You want to familiarize yourself with those terms before you read how they illuminate Georgia’s season to date.

Georgia is a mediocre 49th in net points per drive, which is an accurate reflection of a 4-3 record against FBS opponents.  It’s the breakdown between the offensive and defensive sides that’s the eye opener.

On offense, Georgia is 94th in points scored per drive, 116th in points scored per drive that reach the opponent’s 30-yard line (hey there, red zone offense!) and 57th in drives that begin inside their own 20.

It’s quite the opposite story for the defense:  22nd in points allowed per drive; 14th in points allowed per drive that reaches Georgia’s 30-yard line; 5th in points allowed per drive starting inside the opponent’s 20.  In other words, the Dawgs’ defense is plenty good when it’s allowed to do its job of keeping points off the board.  It’s just not being given the circumstances to do so.  Constantly losing the field position battle  – Georgia has fallen in Brian’s FEI field position rankings from first last season to 87th in 2015 – is killing this team.
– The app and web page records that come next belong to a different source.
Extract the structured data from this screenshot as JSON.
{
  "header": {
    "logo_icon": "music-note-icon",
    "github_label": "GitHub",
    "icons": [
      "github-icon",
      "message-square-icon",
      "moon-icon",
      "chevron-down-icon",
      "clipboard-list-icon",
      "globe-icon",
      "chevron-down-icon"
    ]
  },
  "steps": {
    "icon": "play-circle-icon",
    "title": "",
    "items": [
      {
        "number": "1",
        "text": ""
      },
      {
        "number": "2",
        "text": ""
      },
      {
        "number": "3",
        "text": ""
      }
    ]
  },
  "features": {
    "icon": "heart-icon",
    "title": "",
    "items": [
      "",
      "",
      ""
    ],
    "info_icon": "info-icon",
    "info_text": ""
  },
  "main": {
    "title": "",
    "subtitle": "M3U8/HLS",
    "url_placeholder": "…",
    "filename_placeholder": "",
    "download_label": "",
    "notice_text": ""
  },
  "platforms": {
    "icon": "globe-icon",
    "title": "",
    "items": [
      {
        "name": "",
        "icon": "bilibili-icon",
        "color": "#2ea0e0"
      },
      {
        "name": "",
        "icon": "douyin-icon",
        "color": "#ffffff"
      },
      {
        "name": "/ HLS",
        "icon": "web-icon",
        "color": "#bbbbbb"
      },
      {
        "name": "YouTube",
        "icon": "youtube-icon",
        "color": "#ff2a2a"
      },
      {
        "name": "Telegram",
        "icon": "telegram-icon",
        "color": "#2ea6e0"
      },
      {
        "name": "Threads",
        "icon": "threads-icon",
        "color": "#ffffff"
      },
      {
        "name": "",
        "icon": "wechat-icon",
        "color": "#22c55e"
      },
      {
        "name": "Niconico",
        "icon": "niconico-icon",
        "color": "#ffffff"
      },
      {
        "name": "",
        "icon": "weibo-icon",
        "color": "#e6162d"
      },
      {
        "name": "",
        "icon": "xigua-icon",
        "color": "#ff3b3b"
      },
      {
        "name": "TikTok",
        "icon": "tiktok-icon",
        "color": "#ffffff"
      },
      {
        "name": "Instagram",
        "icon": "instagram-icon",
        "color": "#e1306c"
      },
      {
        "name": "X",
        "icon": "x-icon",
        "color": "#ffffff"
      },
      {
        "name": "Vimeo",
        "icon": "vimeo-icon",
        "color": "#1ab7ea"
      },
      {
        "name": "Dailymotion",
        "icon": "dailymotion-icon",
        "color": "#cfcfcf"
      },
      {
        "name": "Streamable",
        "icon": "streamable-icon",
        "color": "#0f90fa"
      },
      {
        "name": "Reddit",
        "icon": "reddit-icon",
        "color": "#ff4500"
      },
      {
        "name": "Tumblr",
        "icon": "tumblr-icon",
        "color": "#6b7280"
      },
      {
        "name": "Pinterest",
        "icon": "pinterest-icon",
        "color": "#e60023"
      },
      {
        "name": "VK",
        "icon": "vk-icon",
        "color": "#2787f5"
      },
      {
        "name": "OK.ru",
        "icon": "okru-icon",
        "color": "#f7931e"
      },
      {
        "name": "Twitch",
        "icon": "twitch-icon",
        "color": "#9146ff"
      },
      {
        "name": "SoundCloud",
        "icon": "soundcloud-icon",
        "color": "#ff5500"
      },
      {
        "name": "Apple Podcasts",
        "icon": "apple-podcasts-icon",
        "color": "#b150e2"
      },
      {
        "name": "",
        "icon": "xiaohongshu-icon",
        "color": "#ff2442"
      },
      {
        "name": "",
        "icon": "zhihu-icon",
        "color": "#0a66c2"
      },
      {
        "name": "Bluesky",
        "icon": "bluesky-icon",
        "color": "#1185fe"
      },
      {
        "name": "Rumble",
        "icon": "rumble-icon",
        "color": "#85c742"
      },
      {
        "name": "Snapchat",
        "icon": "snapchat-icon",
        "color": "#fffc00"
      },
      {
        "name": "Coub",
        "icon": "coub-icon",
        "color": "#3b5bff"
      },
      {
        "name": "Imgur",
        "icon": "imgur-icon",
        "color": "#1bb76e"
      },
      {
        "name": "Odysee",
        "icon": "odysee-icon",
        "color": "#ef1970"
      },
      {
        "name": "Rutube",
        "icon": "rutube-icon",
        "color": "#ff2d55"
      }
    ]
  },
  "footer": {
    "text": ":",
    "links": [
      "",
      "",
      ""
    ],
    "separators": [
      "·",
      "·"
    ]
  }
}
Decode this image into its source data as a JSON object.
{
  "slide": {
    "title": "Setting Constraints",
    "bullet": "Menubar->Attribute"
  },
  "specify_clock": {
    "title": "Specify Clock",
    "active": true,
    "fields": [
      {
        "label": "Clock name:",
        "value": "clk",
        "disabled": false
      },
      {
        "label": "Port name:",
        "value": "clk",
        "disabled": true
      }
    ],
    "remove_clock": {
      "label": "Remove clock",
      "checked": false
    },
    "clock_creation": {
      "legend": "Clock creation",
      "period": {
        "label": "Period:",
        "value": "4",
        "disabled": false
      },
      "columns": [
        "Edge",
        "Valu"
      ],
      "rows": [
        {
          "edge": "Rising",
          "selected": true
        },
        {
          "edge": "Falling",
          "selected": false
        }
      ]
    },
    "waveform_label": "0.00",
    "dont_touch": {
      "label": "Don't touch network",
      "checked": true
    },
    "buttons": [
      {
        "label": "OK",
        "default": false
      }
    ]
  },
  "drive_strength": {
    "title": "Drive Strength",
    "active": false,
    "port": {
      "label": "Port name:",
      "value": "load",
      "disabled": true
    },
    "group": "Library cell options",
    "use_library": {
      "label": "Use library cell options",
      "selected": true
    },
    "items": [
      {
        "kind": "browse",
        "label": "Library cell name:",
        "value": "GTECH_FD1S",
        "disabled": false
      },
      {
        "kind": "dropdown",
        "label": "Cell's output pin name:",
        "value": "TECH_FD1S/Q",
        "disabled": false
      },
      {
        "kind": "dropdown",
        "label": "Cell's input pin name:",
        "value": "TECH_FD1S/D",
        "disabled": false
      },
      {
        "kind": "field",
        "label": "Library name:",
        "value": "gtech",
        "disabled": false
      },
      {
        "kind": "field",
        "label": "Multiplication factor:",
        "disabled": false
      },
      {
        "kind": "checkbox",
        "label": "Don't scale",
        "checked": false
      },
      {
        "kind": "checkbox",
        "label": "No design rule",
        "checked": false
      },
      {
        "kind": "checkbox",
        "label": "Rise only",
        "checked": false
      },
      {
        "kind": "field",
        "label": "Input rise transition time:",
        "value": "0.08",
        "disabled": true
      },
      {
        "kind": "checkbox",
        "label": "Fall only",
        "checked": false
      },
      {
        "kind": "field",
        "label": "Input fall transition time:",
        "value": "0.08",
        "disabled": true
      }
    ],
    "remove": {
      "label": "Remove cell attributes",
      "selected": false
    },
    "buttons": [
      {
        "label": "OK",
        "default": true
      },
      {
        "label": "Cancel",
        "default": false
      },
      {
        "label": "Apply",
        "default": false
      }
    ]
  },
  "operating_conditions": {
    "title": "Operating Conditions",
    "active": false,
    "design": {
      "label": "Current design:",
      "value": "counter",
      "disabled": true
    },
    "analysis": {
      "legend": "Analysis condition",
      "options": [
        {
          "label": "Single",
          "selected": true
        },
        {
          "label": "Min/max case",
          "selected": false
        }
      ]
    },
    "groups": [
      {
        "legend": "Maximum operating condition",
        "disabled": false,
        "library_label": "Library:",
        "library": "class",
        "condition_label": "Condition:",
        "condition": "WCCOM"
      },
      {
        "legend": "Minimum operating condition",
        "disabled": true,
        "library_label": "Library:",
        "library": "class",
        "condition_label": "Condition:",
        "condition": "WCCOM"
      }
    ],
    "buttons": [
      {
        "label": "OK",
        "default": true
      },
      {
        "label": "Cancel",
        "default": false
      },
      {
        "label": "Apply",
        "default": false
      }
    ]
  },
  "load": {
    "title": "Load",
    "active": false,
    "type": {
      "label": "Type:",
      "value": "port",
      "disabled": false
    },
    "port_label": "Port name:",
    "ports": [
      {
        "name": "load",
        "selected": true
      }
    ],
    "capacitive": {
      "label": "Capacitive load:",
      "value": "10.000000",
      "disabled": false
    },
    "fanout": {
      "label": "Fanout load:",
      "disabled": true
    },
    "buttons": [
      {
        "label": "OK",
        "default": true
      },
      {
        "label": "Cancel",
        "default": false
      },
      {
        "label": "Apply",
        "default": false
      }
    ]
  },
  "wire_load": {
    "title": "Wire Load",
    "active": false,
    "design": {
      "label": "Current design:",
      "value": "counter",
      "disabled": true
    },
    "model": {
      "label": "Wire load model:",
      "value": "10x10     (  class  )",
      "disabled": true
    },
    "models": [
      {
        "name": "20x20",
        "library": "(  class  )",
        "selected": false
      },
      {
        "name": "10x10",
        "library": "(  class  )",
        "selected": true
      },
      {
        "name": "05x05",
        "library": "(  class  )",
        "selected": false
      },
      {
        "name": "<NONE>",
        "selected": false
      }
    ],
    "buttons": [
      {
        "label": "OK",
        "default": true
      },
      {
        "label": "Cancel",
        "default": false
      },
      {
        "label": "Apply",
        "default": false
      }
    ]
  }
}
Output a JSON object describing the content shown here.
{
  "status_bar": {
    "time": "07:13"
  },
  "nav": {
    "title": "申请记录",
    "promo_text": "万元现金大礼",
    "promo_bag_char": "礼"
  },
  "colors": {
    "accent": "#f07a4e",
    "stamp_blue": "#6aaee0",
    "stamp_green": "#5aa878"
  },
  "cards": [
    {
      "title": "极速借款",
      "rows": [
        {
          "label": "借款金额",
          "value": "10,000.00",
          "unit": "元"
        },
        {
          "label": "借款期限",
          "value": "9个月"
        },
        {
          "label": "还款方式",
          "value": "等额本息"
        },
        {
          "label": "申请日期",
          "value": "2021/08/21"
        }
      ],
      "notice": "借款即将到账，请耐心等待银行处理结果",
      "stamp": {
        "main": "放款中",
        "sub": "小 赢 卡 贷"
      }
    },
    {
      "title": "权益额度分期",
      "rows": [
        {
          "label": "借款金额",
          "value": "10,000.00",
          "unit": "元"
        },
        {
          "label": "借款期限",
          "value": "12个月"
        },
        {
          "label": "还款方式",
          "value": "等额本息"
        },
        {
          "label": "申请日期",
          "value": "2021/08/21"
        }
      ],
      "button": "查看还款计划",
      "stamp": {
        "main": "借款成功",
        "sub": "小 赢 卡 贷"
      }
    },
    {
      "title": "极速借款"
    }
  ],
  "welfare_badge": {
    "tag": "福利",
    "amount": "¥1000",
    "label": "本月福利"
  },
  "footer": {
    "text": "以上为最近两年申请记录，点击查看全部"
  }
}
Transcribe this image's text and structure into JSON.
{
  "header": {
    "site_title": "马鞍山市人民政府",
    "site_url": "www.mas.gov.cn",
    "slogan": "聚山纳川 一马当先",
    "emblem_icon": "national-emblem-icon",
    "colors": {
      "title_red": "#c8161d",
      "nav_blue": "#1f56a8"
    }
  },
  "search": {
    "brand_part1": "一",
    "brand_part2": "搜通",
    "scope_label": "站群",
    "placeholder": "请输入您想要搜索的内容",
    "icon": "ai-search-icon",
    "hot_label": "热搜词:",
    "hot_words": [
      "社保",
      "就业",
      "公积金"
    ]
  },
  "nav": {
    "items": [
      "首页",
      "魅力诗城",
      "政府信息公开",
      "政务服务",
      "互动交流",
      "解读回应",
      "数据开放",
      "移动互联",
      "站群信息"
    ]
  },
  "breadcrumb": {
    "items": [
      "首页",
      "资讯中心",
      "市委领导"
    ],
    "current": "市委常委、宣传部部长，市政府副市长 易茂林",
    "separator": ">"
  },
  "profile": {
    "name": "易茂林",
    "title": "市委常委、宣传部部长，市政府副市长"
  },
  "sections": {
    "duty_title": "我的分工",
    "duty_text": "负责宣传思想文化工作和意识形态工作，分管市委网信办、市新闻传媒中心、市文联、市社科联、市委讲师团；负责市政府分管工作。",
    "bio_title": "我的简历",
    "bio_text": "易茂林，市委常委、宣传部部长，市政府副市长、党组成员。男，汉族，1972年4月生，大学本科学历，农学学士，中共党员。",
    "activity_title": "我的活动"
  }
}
Explaining this season doesn’t take a degree in rocket science.  You can see it in the stats. You can see it in the stands.


Filed under Georgia Football, Stats Geek!

Stats that make you go, “dayum”.

How bad an October was it for Georgia’s offense? Welp,

Yeah, I’d say that’s pretty brutal.

In fact, in the case of the last of those three listed, I’d say it’s off the charts.  Georgia is the only team in the country that didn’t score a touchdown in the red zone during the entire month.  For comparison sake, here’s the number of red zone TDs Georgia scored in its previous seven Octobers:

  • 2014:  10
  • 2013:  9
  • 2012:  4
  • 2011:  8
  • 2010:  17
  • 2009:  6
  • 2008:  8

You read that correctly.  Even in 2013, in an October in which Aaron Murray wound up with no one to give the ball to on offense, Georgia somehow managed to find the goal line from the red zone nine times.

By the way, you should also consider that in some of those years, like 2012, Georgia only played three October games.  This season, there were four.

This offense is dysfunctional in a way we’ve never seen before under Richt.  Sure, personnel has changed to some extent, but not that much.  You can probably guess which way my finger points.


Filed under Georgia Football, Stats Geek!

“So … about that “competence” thing.”

Bill Connelly gently damns Brian Schottenheimer.

Bobo coaxed a 155.8 passer rating out of Hutson Mason in 2014 and a 135.9 out of Joe Cox in 2009. Three Georgia QBs have combined for a 131.5 so far in 2015, and that includes Greyson Lambert’s long-forgotten early stretch against South Carolina and Southern. Take those two games out of the equation, and UGA’s combined passer rating falls to 107.8.

For a frame of reference, Wake Forest’s passer rating this year is 110.1. New Mexico’s is 109.5. Purdue’s is 111.2. Yeah.

Georgia had to replace its longtime coordinator, quarterback, and top two receiving targets. Regression was conceivable, even likely. But this goes beyond regression.

Beyond regression lies incompetence.


Filed under Georgia Football, Stats Geek!